On one figure, I applied a wash of GW Brown Ink mixed 50/50 with Glaze Medium for better translucency and capillary action. On another figure, I applied a wash of Smoke mixed in equal proportions with Glaze Medium and water. The inked figure is on the left, Smoked on the right.
You can already start to see the differences between the two substances. The ink tends to pool a bit more. It dries shinier than the smoke, but provides a true translucency that the Smoke lacks. The Smoke has a more textural feel as the result of the particles within it, although the finish on the model is smooth. It’s difficult to see in the pictures, but the Smoke also covers more evenly on the metal blade.

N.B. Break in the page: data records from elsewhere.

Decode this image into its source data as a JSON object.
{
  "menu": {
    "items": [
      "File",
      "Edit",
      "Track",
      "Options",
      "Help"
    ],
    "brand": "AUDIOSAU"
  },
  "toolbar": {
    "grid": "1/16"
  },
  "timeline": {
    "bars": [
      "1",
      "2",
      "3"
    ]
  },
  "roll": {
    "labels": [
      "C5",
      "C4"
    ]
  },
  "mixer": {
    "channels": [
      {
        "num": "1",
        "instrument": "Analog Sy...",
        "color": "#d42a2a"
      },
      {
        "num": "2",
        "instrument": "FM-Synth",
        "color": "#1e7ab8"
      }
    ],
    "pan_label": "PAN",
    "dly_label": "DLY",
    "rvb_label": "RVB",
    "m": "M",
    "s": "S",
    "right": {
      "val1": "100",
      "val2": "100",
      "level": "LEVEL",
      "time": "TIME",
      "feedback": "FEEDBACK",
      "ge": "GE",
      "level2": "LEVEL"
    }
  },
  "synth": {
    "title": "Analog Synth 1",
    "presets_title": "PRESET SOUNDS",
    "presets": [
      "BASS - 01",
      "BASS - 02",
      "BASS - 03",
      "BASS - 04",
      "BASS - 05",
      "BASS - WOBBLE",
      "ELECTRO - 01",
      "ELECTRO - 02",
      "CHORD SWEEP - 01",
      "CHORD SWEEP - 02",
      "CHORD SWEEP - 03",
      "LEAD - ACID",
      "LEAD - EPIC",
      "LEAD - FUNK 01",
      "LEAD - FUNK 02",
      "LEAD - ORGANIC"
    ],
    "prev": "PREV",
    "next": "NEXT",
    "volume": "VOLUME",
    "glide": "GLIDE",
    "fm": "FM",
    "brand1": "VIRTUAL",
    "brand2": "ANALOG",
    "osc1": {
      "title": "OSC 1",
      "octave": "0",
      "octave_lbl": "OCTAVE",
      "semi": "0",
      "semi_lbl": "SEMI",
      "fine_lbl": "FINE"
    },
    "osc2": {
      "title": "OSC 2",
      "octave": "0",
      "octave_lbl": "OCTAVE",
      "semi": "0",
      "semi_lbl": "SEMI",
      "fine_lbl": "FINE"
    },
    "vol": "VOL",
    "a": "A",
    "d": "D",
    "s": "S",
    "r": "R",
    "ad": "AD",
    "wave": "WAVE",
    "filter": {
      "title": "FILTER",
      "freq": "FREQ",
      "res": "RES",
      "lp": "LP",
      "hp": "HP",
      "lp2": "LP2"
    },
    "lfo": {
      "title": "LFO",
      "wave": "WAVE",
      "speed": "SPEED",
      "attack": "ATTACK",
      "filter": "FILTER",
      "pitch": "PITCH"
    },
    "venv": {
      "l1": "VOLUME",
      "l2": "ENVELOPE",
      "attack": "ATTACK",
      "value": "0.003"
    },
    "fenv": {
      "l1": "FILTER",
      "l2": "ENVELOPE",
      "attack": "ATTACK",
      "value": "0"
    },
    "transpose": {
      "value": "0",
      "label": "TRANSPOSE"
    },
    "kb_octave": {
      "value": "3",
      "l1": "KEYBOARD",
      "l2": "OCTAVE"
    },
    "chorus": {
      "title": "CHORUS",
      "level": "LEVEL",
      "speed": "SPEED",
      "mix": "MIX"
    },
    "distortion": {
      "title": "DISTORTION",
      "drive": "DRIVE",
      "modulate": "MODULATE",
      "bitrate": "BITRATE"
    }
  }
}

The second coat shows the difference even more dramatically.
You can really see the shine of the Brown Ink here. The difference in coverage on the metal blade is also more evident, as is the dramatic texture of Smoke on the light leather. Note how the Smoke has darkened the pouches and straps, where the Brown Ink has deepened the color instead.
As you can see, the two substances are not interchangeable! I use both, and sometimes mix the two. It just depends on what look I’m going for.
Metallic Medium is everything you get in metal paints except the pigment. As ArkenTyre noted in his Guide to Glorious Golds, you can think of metallic paints as akin to sparkly glue. If you mix food coloring with your sparkly glue, you get colored sparkly glue. So it is with colored metallic paint.
I’ve taken one of Gorten’s “gun bunnies” as an example here. It’s sporting this season’s latest fad in warjack paint: plum sparkle. Dressed up, dressed down, in the trenches or on the show floor, it’s the color that keeps on giving.
Whoo boy. Onward.
This color started out as Vallejo Model Color Cadmium Maroon, a lovely dark red. Unfortunately, Metallic Medium acts a lot like silver when you add it to other paint…meaning that my Cadmium Maroon turned Cadmium Pink when mixed 2:1 with the Medium. A spot of Green Ink and a spot of Brown Ink knocked the pinkness back, resulting in the color you see here. It wasn’t what I planned on, but I thought it was cool so I went with it.
Metallic Medium is also useful for highlighting traditional metals. Because it’s colorless, it lightens and brightens metallic paint but doesn’t eclipse the basic color. In the picture below, I’ve filled in some other areas on the model with traditional metals. The silver is Boltgun Metal washed with equal parts Blue and Brown Ink. The gold is Vallejo Game Color Brassy Brass washed with Brown Ink.
Instead of going to Chainmail or Burnished Gold to highlight, I just add some Metallic Medium to my original colors. This gives some gleam to the metallics without really changing their color.
Verdigris is a fun product with a specific use: simulating oxidized bronze and copper. There isn’t much to explain. You take your metal piece, you brush the Verdigris on (it’s goopy, like watered-down white glue), you wipe it off the raised parts of the model, and you let it dry. Here’s what the steps look like on a newly-commissioned Long Gunner statue:
You can make the effect less drastic by diluting the Verdigris with water or Glaze Medium.
Until next time—